TASK BRIEF: Return each line of the data below that contains the string "全体平面図".
####################
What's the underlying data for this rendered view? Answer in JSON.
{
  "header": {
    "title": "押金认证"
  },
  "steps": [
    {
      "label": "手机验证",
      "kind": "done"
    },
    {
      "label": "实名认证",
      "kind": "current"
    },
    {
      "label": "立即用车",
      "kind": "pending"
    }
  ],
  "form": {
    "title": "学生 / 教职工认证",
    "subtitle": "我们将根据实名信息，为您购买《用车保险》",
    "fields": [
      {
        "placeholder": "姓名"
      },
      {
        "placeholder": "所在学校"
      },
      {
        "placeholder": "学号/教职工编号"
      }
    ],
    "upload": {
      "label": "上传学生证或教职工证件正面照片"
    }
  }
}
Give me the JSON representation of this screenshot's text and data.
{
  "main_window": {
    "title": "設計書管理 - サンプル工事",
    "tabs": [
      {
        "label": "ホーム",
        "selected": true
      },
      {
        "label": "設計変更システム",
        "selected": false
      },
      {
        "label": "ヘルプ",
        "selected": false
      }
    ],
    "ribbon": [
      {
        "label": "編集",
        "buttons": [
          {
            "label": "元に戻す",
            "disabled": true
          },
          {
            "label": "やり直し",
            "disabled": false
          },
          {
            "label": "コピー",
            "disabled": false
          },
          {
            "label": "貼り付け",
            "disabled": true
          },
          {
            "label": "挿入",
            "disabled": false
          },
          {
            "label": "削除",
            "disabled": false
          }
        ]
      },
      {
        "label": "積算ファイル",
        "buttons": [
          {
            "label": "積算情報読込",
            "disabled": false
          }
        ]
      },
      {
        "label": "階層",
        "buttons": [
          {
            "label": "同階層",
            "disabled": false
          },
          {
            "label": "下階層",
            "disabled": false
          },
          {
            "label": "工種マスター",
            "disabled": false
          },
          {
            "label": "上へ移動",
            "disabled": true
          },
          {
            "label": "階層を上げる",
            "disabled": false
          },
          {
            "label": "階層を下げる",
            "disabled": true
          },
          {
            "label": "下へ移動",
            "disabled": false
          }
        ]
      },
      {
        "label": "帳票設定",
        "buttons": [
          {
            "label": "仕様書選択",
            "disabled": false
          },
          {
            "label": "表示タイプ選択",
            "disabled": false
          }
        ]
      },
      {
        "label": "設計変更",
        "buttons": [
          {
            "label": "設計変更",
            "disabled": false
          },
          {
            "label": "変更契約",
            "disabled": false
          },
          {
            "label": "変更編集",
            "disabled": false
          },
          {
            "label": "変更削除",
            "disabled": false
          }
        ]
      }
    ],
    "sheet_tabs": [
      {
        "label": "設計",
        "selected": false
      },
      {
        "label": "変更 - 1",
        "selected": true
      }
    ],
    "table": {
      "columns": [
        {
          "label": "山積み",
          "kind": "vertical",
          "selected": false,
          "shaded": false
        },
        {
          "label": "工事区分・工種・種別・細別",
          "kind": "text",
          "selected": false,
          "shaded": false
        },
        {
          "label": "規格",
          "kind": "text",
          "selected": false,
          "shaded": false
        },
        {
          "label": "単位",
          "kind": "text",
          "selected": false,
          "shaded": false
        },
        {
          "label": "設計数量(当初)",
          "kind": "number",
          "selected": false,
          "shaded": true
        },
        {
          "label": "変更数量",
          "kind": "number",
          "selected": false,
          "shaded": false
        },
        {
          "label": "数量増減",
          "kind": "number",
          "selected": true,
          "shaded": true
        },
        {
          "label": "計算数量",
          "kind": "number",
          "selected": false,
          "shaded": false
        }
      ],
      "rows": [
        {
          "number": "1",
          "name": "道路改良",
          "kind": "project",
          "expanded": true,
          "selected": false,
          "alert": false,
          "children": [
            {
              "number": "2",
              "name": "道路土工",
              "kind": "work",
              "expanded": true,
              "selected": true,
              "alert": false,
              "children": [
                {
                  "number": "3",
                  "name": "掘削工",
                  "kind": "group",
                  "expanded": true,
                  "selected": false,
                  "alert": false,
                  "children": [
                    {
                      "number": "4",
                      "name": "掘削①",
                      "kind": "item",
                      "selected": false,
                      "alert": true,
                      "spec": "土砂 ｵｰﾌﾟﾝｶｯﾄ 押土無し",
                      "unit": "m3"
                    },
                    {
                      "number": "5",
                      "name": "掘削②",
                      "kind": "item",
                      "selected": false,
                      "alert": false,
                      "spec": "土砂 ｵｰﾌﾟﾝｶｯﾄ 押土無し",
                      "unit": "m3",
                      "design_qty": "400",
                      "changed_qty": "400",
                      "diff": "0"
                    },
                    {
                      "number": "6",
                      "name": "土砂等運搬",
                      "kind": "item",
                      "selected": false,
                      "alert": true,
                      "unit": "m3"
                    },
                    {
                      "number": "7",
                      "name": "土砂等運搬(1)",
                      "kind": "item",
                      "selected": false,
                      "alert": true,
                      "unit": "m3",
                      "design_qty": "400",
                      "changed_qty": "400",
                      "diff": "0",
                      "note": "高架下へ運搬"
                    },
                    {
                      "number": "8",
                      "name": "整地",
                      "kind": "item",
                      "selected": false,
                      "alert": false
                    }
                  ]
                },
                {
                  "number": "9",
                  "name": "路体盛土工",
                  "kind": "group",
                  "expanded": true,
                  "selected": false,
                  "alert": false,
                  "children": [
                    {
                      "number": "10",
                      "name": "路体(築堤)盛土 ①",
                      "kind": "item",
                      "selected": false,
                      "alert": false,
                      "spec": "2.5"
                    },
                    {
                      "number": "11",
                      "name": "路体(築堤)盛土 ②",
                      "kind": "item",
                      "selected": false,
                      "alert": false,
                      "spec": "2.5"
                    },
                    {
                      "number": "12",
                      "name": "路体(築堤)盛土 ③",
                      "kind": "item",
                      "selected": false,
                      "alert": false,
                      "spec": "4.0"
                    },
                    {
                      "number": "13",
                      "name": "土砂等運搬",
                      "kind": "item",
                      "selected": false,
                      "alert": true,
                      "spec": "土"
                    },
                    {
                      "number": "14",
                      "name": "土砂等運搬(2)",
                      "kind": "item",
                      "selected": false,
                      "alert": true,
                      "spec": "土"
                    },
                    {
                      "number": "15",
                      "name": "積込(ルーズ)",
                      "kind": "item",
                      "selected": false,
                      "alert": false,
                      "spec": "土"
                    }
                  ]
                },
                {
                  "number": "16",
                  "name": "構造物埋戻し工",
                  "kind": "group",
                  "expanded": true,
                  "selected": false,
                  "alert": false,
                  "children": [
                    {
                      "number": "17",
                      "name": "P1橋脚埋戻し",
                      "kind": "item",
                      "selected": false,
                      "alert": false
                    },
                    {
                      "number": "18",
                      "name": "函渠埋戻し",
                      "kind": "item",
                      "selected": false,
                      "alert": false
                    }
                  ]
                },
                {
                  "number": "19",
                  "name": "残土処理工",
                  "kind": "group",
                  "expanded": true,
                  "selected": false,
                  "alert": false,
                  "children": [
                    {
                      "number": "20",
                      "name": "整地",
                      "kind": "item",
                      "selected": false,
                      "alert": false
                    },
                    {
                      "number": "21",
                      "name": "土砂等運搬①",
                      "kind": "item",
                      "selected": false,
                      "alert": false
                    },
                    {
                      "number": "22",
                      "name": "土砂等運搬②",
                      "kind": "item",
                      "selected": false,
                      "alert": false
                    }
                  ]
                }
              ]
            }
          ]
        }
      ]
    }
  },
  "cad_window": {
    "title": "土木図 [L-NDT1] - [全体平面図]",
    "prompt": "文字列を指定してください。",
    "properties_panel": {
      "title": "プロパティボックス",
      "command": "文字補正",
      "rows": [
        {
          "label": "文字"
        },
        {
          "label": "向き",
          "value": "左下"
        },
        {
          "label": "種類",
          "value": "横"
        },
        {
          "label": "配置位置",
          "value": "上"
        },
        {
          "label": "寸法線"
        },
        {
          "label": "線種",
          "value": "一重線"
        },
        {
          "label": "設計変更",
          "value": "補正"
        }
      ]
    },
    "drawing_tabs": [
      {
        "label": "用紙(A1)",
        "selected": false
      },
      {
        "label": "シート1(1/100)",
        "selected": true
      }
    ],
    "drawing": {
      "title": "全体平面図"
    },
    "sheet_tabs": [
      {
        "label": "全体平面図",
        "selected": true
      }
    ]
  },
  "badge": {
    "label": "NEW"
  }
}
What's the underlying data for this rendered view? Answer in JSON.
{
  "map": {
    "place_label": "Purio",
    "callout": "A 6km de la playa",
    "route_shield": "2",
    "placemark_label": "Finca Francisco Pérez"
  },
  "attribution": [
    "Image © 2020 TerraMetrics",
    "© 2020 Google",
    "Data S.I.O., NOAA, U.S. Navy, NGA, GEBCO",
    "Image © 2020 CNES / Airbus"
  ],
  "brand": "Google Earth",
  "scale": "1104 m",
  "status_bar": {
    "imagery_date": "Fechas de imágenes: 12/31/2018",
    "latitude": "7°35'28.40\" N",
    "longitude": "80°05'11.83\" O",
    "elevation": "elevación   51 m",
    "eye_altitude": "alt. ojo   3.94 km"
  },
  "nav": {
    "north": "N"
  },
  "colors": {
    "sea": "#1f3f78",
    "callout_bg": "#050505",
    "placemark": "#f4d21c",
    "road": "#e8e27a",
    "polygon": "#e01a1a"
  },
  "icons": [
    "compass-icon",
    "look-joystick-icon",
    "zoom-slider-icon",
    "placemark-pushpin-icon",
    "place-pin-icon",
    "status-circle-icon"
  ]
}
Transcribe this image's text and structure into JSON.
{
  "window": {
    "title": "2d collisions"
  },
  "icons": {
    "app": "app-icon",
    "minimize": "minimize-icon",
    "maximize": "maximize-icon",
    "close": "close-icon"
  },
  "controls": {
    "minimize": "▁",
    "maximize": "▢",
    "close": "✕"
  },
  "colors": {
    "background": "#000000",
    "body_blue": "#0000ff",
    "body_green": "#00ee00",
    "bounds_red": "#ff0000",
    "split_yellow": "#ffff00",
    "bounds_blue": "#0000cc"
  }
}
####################
TASK ANSWER:
    "title": "土木図 [L-NDT1] - [全体平面図]",
      "title": "全体平面図"
        "label": "全体平面図",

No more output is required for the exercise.